## What to produce
Select the lines below containing the word "JSON".

Saved data entries:
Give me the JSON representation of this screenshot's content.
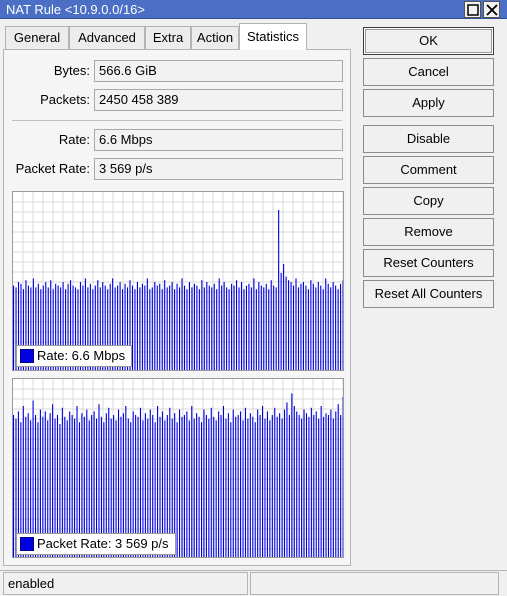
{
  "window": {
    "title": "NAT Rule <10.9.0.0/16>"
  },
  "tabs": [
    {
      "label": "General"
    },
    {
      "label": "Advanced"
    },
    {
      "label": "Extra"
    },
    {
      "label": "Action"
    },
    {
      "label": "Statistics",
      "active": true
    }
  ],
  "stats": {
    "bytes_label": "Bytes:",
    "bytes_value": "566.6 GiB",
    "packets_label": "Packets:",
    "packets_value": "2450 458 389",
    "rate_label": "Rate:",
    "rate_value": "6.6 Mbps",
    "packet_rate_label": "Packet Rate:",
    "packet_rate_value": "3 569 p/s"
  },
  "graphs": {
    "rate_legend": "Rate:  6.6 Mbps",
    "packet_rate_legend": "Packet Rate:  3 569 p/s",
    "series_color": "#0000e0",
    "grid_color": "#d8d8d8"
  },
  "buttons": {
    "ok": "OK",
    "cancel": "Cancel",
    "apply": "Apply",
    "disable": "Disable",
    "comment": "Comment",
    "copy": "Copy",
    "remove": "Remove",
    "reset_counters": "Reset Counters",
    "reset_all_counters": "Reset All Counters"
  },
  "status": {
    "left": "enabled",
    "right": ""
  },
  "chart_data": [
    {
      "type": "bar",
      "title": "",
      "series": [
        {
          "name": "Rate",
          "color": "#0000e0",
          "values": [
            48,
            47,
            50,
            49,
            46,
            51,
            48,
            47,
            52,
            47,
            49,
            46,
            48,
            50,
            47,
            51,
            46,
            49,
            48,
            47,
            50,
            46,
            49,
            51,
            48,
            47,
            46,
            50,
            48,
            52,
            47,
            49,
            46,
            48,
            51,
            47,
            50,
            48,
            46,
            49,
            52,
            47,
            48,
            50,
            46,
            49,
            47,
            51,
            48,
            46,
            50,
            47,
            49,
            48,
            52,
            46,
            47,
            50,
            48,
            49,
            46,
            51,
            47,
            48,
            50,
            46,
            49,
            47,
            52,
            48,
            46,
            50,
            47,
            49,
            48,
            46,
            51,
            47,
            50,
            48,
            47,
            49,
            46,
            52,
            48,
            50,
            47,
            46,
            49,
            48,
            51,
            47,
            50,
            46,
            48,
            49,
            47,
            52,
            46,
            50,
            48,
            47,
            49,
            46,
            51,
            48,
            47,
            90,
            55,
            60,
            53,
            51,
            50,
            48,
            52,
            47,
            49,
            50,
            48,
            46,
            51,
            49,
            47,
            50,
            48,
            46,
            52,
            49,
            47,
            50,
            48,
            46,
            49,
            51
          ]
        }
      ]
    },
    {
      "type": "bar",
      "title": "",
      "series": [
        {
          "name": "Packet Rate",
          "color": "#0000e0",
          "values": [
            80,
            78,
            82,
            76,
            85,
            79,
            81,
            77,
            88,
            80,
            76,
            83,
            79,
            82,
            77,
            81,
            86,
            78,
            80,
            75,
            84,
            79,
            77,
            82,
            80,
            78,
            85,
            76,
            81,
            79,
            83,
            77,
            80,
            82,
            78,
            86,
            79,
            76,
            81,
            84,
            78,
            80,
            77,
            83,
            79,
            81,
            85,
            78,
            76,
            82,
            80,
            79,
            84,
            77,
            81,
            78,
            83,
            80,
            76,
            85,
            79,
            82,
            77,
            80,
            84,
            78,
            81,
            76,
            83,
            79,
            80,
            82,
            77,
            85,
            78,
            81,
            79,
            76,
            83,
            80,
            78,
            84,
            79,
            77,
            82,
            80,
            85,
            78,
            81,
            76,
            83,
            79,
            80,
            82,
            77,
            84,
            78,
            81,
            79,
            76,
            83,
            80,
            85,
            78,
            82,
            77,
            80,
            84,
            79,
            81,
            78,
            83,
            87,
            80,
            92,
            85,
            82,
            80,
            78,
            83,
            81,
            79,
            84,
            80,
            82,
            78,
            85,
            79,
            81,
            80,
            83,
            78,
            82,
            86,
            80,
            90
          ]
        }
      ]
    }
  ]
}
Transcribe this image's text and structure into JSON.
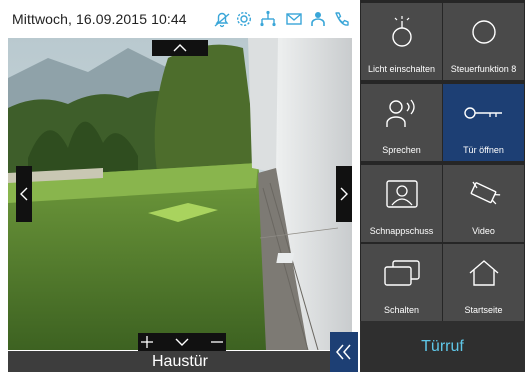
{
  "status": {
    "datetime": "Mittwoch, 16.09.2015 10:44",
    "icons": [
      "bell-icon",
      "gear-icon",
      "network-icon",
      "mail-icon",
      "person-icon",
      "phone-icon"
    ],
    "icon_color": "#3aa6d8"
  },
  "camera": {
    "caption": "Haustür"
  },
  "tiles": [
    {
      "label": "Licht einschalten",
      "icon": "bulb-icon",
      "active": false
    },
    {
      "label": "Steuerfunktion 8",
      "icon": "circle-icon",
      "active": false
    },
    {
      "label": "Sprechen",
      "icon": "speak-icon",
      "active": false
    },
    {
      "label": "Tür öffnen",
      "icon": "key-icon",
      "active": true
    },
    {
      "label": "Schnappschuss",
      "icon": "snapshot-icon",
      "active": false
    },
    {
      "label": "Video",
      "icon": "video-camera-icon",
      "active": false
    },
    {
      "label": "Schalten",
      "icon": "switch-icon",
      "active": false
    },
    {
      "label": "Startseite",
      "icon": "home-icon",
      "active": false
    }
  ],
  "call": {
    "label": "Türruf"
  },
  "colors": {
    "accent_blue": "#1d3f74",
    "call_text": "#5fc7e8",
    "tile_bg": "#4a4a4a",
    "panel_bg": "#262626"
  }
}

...

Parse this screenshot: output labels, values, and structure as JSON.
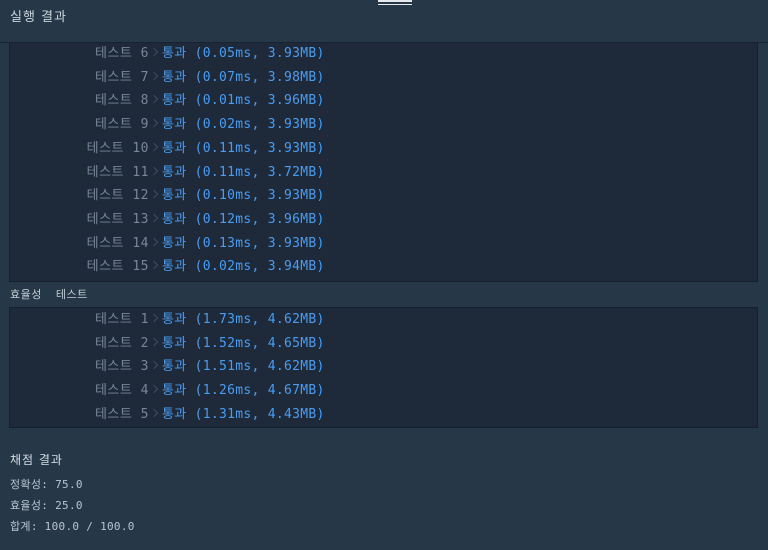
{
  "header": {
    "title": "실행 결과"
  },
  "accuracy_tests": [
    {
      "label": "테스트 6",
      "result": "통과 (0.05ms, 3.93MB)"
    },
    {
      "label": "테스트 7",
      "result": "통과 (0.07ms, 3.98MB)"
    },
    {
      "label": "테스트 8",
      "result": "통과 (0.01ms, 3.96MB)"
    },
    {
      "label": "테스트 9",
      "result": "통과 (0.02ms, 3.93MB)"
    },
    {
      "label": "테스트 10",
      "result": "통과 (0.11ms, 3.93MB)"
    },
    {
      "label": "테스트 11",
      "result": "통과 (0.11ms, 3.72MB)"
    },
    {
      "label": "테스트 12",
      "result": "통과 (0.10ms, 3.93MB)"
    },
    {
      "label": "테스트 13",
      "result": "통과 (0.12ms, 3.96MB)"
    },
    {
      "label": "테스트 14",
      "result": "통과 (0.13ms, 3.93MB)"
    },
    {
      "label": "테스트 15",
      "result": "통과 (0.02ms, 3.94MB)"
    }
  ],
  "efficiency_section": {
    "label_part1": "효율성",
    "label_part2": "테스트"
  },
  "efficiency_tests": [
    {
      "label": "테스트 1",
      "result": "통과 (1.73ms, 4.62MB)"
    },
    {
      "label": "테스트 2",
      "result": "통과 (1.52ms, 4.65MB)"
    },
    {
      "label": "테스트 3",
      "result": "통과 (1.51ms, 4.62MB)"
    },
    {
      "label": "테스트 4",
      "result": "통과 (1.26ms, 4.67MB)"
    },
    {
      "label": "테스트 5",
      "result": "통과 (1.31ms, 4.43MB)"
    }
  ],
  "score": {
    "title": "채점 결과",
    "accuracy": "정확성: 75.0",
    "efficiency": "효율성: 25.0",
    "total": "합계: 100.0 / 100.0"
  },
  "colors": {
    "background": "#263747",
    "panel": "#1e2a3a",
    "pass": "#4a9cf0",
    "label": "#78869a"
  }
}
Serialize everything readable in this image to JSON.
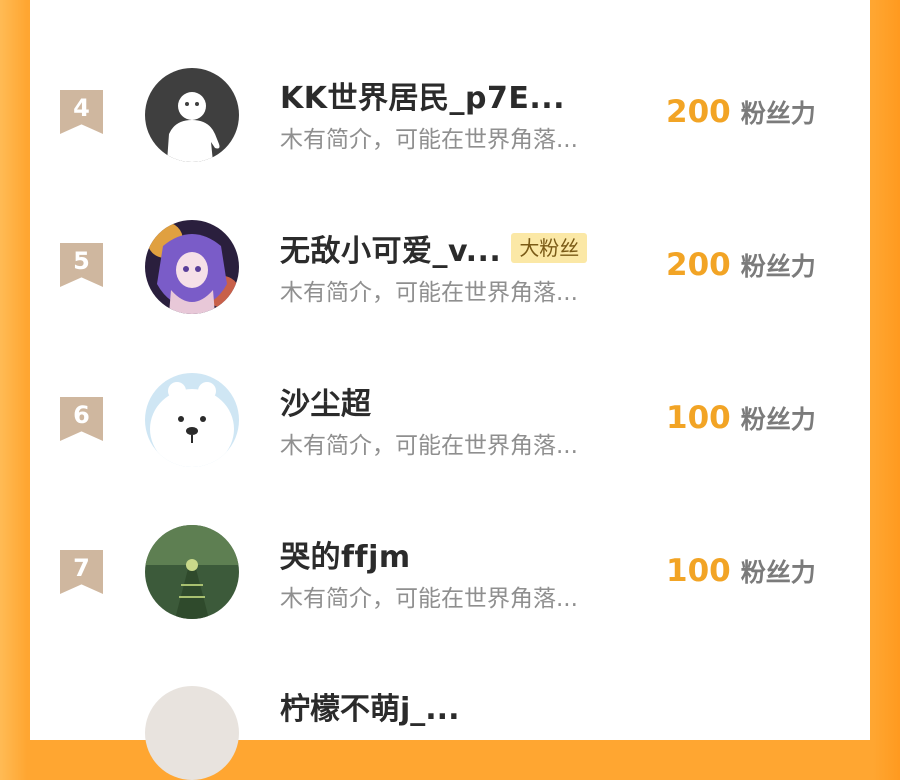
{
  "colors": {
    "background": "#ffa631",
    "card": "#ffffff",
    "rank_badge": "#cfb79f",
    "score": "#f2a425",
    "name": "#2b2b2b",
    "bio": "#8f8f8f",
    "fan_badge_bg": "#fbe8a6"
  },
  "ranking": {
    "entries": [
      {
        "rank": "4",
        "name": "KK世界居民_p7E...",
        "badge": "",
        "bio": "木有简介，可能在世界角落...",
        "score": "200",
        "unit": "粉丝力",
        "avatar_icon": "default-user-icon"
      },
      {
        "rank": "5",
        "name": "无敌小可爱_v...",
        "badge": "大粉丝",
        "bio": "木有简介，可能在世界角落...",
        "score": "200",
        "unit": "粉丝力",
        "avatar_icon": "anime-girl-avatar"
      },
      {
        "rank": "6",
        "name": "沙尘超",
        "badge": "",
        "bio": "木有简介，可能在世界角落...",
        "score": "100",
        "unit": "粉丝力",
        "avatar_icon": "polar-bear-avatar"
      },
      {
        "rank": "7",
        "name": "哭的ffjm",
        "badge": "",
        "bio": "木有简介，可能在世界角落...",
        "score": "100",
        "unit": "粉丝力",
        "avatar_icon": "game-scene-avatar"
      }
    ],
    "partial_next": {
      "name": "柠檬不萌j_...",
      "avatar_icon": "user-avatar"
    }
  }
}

## Solution for this task
Give me the JSON representation of this screenshot's content.
Transcribe this image's text and structure into JSON.
Parse this screenshot: output labels, values, and structure as JSON.
Serialize everything readable in this image to JSON.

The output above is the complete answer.